**PROBLEM STATEMENT**
Match the word "美式键盘". Return each line of the data below where it appears.

_____

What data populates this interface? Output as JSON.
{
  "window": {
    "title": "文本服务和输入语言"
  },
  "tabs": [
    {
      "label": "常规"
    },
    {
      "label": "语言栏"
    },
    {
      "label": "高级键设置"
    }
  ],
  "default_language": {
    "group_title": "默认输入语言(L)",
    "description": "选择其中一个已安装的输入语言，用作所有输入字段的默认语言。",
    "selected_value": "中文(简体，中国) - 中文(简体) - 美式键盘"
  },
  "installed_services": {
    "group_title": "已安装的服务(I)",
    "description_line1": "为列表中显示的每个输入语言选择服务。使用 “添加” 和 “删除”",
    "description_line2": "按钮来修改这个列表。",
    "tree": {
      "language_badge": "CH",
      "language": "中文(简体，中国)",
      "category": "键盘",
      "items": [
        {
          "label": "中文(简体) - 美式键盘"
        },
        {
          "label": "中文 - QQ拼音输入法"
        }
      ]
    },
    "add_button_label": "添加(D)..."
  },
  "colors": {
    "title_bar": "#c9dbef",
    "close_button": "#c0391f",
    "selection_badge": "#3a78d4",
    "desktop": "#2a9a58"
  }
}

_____

**WRITTEN RESPONSE**
    "selected_value": "中文(简体，中国) - 中文(简体) - 美式键盘"
          "label": "中文(简体) - 美式键盘"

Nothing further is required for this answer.